- [Prompt]: Filter the records for lines holding the string "name".

::: Source data :::

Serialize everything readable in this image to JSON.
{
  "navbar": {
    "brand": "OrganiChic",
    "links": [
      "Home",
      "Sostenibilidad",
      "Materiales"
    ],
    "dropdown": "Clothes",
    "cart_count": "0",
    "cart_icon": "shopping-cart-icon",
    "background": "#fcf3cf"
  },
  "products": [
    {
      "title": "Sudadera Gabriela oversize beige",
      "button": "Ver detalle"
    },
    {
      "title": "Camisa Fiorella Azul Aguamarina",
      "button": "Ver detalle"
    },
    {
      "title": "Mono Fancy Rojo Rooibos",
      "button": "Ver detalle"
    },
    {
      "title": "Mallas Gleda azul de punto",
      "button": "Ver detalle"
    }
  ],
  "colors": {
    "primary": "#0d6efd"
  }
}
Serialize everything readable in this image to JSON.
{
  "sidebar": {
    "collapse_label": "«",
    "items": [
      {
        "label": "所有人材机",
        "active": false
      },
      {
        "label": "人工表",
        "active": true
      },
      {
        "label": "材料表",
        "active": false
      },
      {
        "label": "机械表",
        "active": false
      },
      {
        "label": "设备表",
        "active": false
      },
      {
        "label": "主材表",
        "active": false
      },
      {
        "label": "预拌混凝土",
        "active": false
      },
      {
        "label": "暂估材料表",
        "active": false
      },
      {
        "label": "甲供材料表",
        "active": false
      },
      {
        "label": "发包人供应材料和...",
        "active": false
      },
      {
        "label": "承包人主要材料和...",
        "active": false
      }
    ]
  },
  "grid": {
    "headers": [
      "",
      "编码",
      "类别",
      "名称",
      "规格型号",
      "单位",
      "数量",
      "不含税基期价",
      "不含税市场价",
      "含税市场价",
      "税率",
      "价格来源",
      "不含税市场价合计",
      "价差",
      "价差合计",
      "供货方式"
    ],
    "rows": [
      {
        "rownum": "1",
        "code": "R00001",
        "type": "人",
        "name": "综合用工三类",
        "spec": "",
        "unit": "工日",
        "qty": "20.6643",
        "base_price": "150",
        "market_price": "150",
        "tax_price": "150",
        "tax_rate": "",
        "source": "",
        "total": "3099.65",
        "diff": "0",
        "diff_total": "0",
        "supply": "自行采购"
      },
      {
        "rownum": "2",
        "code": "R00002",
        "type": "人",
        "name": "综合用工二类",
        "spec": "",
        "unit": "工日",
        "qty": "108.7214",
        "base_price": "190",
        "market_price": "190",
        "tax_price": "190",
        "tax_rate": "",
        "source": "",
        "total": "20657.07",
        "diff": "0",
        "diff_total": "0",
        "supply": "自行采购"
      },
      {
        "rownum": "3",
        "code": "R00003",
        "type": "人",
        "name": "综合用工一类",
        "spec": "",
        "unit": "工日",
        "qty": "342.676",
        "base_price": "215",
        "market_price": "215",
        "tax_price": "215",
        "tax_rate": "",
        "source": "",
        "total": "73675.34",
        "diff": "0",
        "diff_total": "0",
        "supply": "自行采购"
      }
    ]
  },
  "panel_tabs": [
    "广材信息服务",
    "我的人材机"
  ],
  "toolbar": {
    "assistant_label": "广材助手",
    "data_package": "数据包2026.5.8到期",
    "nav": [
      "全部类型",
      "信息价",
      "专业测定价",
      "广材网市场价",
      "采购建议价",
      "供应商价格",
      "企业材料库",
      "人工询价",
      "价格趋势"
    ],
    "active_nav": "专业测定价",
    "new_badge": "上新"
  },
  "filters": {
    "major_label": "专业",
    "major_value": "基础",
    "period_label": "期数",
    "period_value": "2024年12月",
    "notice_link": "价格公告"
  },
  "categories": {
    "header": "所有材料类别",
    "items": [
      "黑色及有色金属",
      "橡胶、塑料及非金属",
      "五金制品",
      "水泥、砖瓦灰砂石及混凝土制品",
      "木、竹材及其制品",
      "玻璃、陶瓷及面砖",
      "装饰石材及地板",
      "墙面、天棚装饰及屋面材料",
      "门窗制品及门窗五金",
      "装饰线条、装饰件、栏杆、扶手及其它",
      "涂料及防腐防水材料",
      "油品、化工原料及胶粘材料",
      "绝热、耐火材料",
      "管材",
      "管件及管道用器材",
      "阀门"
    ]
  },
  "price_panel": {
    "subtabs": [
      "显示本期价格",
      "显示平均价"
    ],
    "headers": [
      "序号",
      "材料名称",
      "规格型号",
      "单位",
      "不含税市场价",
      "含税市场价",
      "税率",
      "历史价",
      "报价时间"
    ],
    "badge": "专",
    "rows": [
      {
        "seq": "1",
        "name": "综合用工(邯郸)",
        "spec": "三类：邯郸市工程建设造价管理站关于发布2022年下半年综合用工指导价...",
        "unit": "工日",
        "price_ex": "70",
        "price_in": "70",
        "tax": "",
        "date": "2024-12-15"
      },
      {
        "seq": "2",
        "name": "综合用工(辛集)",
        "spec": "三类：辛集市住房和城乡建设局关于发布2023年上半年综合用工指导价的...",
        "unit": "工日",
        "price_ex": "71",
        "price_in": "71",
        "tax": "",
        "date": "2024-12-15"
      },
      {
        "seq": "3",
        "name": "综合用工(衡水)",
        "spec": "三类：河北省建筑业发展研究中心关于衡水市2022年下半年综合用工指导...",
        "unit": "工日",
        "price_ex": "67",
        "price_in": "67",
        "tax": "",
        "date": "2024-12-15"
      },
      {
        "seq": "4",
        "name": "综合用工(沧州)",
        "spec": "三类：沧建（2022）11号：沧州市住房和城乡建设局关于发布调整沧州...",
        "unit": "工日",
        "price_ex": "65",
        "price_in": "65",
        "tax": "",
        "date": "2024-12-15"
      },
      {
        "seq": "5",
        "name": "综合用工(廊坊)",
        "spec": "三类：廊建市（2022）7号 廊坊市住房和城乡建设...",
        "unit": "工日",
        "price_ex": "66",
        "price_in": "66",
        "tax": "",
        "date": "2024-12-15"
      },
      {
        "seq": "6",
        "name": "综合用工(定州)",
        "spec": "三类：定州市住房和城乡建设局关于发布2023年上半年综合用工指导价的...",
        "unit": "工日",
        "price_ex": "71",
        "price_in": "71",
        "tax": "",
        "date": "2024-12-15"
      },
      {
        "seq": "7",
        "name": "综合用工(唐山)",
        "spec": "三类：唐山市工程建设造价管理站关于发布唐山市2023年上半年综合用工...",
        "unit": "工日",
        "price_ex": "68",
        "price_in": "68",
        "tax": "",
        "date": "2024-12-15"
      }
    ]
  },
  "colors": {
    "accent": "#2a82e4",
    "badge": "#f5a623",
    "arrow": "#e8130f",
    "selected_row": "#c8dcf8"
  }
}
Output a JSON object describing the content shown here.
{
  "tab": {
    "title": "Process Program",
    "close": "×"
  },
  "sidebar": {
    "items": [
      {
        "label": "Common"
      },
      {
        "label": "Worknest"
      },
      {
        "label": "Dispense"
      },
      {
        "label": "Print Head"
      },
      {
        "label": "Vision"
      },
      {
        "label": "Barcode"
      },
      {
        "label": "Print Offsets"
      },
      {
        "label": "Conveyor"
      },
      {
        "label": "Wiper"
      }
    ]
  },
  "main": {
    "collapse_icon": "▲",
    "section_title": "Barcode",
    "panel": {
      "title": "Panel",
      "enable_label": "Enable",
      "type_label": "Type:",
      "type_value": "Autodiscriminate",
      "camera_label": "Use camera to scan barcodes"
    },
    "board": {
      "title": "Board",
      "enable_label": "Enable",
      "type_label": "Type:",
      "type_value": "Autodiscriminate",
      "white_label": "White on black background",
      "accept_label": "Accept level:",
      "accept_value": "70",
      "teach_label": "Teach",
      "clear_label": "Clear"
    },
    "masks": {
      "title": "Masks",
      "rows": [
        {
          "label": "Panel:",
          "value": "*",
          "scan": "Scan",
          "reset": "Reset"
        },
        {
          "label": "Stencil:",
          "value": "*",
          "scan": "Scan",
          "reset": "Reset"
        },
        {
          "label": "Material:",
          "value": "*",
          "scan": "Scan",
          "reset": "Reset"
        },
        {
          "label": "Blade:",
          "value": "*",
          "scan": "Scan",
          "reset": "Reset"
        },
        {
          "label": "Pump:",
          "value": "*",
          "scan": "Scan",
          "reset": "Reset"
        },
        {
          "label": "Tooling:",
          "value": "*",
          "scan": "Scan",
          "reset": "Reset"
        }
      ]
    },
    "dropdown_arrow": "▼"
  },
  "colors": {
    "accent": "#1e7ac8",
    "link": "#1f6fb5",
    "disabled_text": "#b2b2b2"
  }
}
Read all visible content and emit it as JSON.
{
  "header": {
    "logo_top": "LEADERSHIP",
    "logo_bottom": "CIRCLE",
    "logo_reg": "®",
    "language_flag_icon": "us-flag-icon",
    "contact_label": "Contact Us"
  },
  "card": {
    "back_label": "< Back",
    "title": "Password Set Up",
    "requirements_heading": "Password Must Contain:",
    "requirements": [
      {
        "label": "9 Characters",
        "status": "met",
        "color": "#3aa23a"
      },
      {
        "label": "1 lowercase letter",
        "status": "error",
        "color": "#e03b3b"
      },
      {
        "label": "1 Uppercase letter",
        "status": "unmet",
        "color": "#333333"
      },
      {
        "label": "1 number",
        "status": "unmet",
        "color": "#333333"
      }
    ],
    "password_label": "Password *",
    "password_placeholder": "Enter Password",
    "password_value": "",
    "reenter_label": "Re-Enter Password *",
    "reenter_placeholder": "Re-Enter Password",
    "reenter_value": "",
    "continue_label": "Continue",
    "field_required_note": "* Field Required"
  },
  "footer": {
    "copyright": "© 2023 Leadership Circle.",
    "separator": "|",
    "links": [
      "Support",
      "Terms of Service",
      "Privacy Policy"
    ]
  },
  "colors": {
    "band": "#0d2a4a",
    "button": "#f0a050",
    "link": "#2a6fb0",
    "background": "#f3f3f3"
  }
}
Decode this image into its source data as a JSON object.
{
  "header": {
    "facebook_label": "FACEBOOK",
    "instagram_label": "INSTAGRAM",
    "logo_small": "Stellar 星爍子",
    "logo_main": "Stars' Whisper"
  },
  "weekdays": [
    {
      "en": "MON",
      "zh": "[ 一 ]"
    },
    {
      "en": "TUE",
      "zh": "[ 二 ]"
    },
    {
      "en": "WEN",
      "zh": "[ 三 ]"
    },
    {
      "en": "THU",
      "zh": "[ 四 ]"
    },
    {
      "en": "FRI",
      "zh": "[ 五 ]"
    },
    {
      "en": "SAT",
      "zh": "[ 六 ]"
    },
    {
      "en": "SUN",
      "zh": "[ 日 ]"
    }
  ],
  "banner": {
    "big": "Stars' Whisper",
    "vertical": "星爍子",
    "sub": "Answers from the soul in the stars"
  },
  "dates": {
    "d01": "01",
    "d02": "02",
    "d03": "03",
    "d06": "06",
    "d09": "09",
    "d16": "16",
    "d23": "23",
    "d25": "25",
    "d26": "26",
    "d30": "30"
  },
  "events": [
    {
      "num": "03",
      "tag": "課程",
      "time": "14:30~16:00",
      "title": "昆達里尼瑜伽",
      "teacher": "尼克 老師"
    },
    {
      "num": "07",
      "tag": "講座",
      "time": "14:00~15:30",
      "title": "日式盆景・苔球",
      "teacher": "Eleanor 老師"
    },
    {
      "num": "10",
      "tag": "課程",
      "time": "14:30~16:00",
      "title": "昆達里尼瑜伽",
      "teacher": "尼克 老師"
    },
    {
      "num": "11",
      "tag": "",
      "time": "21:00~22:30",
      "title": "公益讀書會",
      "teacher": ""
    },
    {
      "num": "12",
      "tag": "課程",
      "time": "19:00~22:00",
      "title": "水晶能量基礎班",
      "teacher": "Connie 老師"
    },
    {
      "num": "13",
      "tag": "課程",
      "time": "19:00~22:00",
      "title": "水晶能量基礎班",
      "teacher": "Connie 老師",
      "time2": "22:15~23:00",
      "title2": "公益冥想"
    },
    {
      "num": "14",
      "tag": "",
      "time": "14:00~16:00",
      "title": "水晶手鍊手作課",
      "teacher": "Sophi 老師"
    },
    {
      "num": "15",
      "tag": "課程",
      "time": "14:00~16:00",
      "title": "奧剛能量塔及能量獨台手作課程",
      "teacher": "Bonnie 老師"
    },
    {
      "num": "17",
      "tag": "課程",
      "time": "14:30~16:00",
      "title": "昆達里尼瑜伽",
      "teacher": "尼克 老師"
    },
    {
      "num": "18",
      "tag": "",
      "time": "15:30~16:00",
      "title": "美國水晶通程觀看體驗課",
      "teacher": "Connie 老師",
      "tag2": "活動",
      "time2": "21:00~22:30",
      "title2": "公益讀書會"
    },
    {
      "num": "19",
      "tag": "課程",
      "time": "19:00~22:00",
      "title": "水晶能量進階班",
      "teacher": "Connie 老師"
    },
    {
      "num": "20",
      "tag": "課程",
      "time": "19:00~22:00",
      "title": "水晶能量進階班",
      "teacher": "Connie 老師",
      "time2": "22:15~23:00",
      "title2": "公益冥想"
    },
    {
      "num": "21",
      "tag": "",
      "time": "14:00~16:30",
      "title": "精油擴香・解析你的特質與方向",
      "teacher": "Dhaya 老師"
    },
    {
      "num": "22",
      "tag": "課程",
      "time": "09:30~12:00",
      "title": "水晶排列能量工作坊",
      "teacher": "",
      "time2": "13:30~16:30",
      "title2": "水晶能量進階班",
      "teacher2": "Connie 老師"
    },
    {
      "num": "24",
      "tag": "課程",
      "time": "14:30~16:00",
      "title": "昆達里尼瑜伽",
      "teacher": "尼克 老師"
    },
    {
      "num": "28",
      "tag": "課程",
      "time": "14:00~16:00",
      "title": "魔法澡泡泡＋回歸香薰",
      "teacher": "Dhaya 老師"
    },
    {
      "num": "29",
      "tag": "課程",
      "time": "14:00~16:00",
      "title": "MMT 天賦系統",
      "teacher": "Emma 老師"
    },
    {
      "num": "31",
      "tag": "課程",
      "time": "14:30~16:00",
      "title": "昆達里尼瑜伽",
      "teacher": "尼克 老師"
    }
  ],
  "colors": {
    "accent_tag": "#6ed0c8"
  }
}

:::

- [Answer section]:
        "name": "综合用工三类",
        "name": "综合用工二类",
        "name": "综合用工一类",
        "name": "综合用工(邯郸)",
        "name": "综合用工(辛集)",
        "name": "综合用工(衡水)",
        "name": "综合用工(沧州)",
        "name": "综合用工(廊坊)",
        "name": "综合用工(定州)",
        "name": "综合用工(唐山)",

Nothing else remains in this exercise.